Element data from apps and pages:

******

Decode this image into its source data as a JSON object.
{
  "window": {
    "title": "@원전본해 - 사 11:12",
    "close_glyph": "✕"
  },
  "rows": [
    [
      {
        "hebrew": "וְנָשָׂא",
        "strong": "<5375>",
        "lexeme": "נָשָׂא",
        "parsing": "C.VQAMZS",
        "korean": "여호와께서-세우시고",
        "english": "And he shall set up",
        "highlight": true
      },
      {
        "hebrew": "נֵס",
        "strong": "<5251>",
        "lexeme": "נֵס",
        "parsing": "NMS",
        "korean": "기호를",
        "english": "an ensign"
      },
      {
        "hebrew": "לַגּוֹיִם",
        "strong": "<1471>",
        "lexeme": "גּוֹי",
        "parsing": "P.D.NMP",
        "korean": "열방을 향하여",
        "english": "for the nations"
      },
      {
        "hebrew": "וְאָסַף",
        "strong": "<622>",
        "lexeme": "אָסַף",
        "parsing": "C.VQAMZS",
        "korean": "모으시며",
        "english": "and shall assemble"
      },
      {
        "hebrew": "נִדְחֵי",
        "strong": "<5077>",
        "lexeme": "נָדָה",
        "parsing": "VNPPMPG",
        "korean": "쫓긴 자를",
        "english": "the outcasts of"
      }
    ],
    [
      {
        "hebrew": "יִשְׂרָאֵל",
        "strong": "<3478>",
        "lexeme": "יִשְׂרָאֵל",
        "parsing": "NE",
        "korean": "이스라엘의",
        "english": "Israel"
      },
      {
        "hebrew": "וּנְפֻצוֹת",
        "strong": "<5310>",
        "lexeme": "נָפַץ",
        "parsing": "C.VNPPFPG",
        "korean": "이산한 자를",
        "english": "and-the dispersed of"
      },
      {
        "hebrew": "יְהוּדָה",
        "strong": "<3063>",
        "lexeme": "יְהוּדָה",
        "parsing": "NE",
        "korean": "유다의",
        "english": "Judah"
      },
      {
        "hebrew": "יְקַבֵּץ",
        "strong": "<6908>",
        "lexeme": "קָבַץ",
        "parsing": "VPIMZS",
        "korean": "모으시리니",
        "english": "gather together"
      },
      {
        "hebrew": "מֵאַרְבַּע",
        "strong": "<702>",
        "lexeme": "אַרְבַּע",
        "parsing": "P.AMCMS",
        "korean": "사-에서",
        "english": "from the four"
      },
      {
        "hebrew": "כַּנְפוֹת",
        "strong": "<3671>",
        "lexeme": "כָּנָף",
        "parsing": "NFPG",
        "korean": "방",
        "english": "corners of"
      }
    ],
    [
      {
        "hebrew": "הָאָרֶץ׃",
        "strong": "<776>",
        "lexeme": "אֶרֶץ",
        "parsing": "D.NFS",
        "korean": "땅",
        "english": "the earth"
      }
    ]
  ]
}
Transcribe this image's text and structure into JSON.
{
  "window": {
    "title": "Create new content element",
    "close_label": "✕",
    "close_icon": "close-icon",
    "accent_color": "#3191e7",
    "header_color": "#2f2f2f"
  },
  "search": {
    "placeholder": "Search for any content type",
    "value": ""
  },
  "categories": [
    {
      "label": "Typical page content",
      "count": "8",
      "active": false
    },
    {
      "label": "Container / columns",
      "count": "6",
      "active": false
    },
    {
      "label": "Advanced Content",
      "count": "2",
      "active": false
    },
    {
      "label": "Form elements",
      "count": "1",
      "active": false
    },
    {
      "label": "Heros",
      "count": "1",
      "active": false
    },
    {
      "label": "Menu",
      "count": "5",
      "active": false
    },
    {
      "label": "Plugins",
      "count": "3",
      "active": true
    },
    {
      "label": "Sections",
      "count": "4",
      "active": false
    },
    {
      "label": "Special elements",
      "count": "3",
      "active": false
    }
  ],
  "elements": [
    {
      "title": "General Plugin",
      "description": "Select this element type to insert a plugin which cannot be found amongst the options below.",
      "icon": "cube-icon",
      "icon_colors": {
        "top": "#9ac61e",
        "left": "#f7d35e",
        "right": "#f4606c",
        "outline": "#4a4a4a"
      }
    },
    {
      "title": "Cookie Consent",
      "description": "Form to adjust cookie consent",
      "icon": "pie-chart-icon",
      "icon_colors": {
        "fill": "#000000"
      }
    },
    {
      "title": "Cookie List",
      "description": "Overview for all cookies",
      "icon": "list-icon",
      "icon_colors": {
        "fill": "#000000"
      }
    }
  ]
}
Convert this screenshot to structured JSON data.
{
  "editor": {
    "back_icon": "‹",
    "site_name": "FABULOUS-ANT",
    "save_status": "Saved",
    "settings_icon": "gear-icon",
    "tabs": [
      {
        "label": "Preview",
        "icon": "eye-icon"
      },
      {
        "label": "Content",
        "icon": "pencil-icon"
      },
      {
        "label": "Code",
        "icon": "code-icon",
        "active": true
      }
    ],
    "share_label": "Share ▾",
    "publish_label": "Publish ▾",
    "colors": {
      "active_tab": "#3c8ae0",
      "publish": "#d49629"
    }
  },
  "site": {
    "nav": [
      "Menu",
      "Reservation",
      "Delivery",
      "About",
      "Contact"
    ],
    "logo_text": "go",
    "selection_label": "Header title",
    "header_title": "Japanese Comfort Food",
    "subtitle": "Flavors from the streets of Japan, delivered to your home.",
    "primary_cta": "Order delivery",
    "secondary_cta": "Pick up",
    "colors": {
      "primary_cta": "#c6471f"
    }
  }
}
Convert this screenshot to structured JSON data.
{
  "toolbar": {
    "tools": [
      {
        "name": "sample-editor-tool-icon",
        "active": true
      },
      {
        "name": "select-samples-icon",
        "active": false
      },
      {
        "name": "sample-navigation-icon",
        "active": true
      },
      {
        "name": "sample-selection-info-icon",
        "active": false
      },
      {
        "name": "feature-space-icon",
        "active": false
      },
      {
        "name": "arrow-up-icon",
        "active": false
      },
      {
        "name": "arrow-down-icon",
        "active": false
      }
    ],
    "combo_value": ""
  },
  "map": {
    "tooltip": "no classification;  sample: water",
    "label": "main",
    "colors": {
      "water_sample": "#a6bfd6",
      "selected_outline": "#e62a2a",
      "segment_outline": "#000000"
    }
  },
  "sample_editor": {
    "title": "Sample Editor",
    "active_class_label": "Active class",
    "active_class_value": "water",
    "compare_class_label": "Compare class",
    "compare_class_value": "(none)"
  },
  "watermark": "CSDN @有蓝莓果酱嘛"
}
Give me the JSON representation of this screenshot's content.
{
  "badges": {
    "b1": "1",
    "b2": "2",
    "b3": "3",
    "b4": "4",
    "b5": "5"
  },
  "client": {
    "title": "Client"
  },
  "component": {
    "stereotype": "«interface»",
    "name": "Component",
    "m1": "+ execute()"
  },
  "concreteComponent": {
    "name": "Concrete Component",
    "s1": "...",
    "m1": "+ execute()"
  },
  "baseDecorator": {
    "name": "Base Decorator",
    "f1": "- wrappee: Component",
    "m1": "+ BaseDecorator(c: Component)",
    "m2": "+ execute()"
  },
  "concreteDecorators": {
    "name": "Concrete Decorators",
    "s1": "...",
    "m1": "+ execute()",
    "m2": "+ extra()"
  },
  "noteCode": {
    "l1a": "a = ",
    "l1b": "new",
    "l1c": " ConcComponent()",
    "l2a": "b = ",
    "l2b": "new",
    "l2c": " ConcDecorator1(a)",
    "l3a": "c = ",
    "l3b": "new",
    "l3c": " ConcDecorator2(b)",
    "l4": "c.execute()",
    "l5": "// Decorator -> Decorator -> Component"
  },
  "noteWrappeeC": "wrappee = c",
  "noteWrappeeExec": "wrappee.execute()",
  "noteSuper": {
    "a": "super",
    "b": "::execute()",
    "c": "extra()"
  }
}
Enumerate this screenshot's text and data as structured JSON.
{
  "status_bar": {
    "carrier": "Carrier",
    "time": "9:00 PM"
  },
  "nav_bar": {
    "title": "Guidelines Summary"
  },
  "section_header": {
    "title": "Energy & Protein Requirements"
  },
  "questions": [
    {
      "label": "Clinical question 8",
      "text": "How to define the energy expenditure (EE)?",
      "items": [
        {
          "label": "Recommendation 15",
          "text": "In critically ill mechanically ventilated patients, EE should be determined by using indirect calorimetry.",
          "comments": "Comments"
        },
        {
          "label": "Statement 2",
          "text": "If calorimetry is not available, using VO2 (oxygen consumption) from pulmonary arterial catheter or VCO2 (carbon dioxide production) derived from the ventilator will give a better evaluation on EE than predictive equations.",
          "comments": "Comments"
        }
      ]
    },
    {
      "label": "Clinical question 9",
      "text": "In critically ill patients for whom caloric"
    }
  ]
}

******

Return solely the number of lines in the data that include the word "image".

Answer box
2